■ **WHAT YOU WILL DO**: Return every line from the records below that has the word "title".

--- START ---

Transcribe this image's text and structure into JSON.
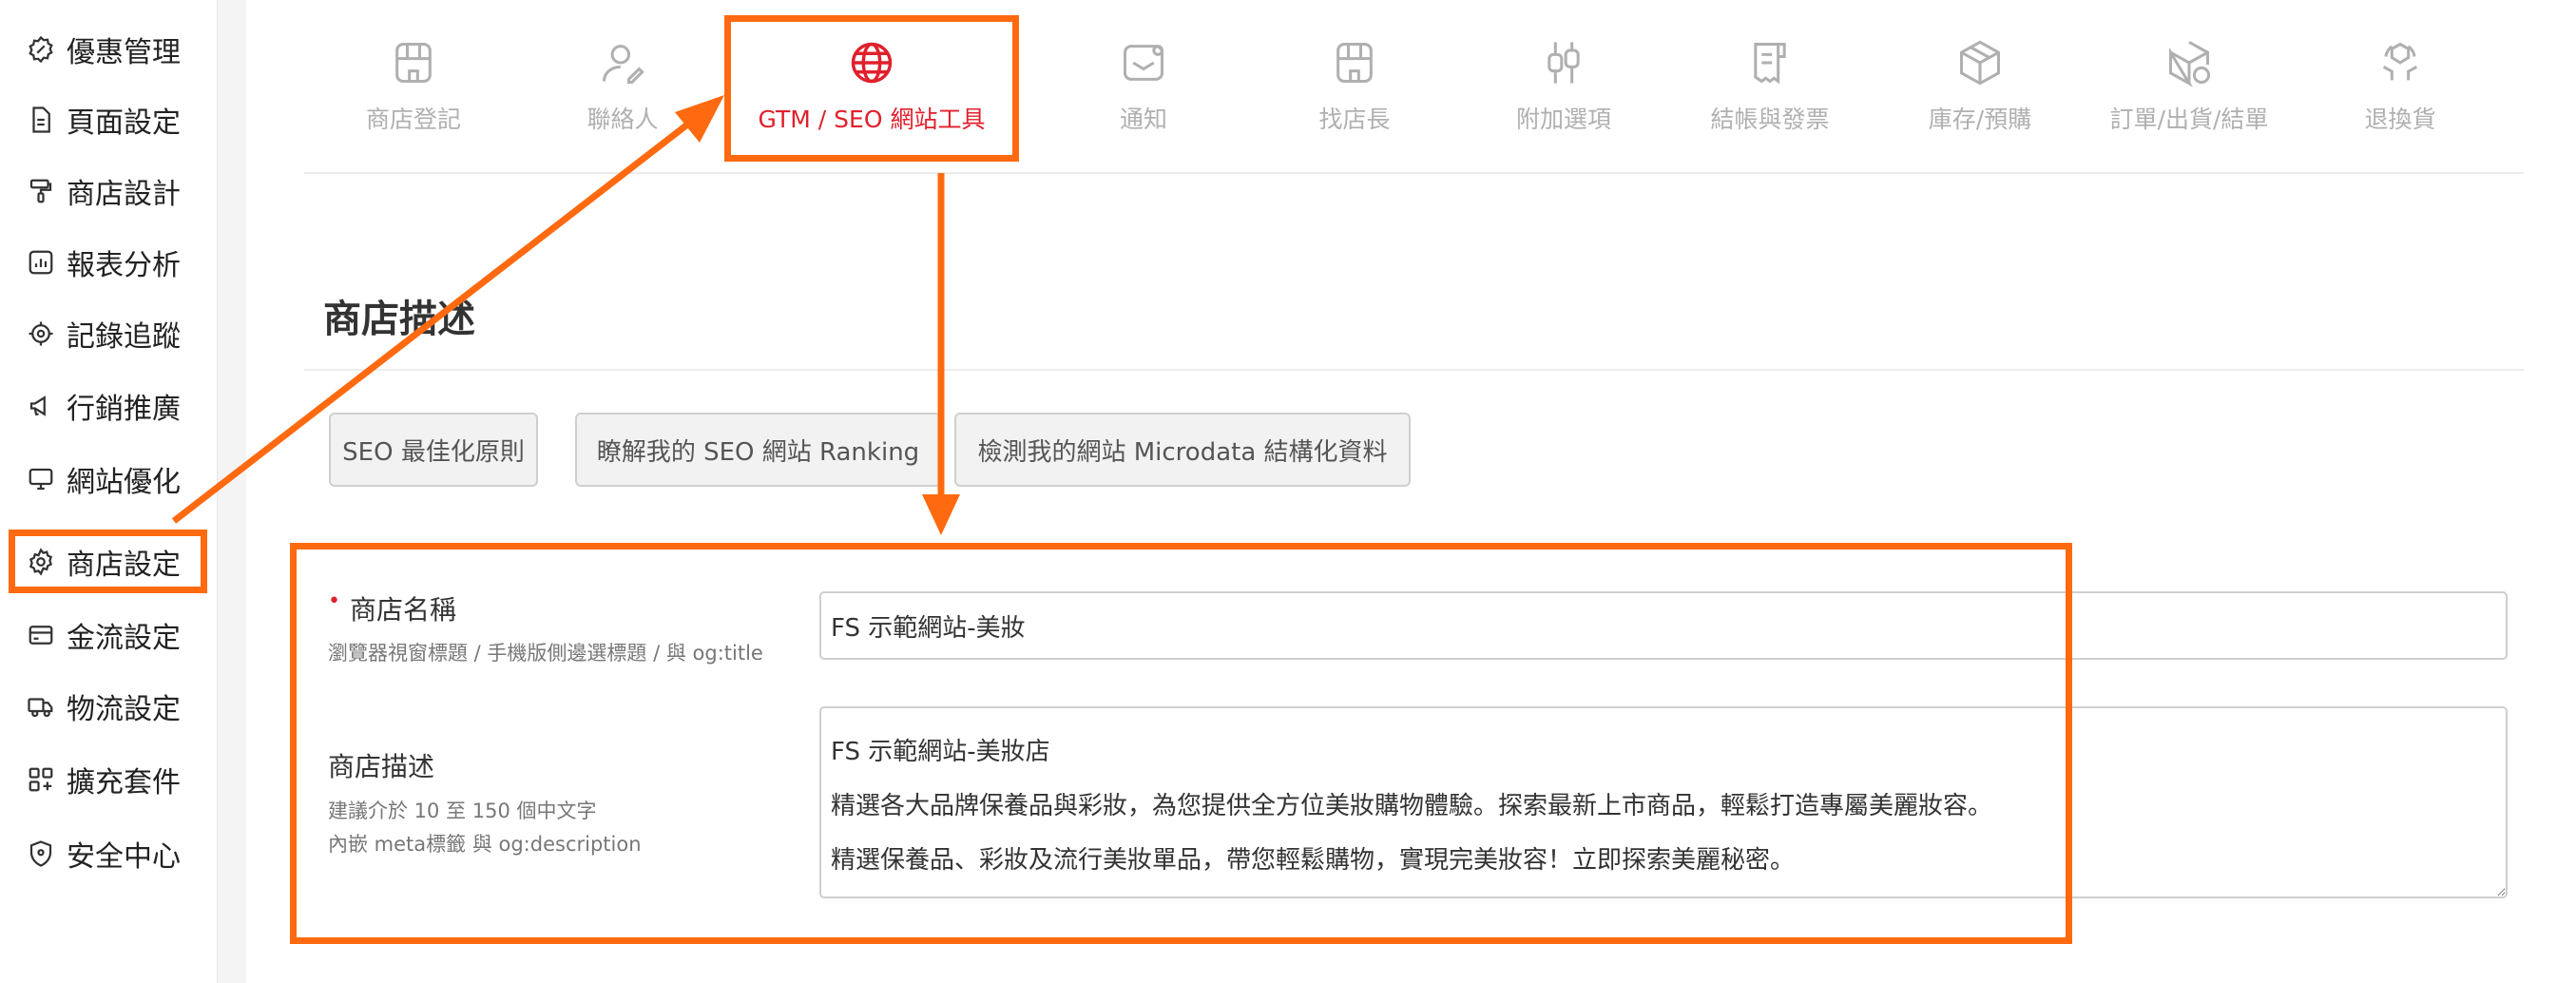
{
  "sidebar": {
    "items": [
      {
        "label": "優惠管理",
        "icon": "discount-badge-icon"
      },
      {
        "label": "頁面設定",
        "icon": "page-icon"
      },
      {
        "label": "商店設計",
        "icon": "paint-roller-icon"
      },
      {
        "label": "報表分析",
        "icon": "chart-icon"
      },
      {
        "label": "記錄追蹤",
        "icon": "target-icon"
      },
      {
        "label": "行銷推廣",
        "icon": "megaphone-icon"
      },
      {
        "label": "網站優化",
        "icon": "monitor-icon"
      },
      {
        "label": "商店設定",
        "icon": "gear-icon",
        "active": true
      },
      {
        "label": "金流設定",
        "icon": "card-icon"
      },
      {
        "label": "物流設定",
        "icon": "truck-icon"
      },
      {
        "label": "擴充套件",
        "icon": "apps-icon"
      },
      {
        "label": "安全中心",
        "icon": "shield-icon"
      }
    ]
  },
  "tabs": [
    {
      "label": "商店登記",
      "icon": "store-icon"
    },
    {
      "label": "聯絡人",
      "icon": "contact-icon"
    },
    {
      "label": "GTM / SEO 網站工具",
      "icon": "globe-icon",
      "active": true
    },
    {
      "label": "通知",
      "icon": "mail-notification-icon"
    },
    {
      "label": "找店長",
      "icon": "store-manager-icon"
    },
    {
      "label": "附加選項",
      "icon": "sliders-icon"
    },
    {
      "label": "結帳與發票",
      "icon": "receipt-icon"
    },
    {
      "label": "庫存/預購",
      "icon": "box-icon"
    },
    {
      "label": "訂單/出貨/結單",
      "icon": "box-check-icon"
    },
    {
      "label": "退換貨",
      "icon": "return-icon"
    }
  ],
  "section": {
    "title": "商店描述"
  },
  "seo_buttons": [
    "SEO 最佳化原則",
    "瞭解我的 SEO 網站 Ranking",
    "檢測我的網站 Microdata 結構化資料"
  ],
  "form": {
    "store_name": {
      "required_mark": "•",
      "label": "商店名稱",
      "hint": "瀏覽器視窗標題 / 手機版側邊選標題 / 與 og:title",
      "value": "FS 示範網站-美妝"
    },
    "store_desc": {
      "label": "商店描述",
      "hint_line1": "建議介於 10 至 150 個中文字",
      "hint_line2": "內嵌 meta標籤 與 og:description",
      "value": "FS 示範網站-美妝店\n精選各大品牌保養品與彩妝，為您提供全方位美妝購物體驗。探索最新上市商品，輕鬆打造專屬美麗妝容。\n精選保養品、彩妝及流行美妝單品，帶您輕鬆購物，實現完美妝容！立即探索美麗秘密。"
    }
  },
  "colors": {
    "annotation": "#ff6a10",
    "accent": "#e0202c",
    "tab_inactive": "#b0b0b0"
  }
}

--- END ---

■ **RESPONSE BELOW**:
    "title": "商店描述"
      "hint": "瀏覽器視窗標題 / 手機版側邊選標題 / 與 og:title",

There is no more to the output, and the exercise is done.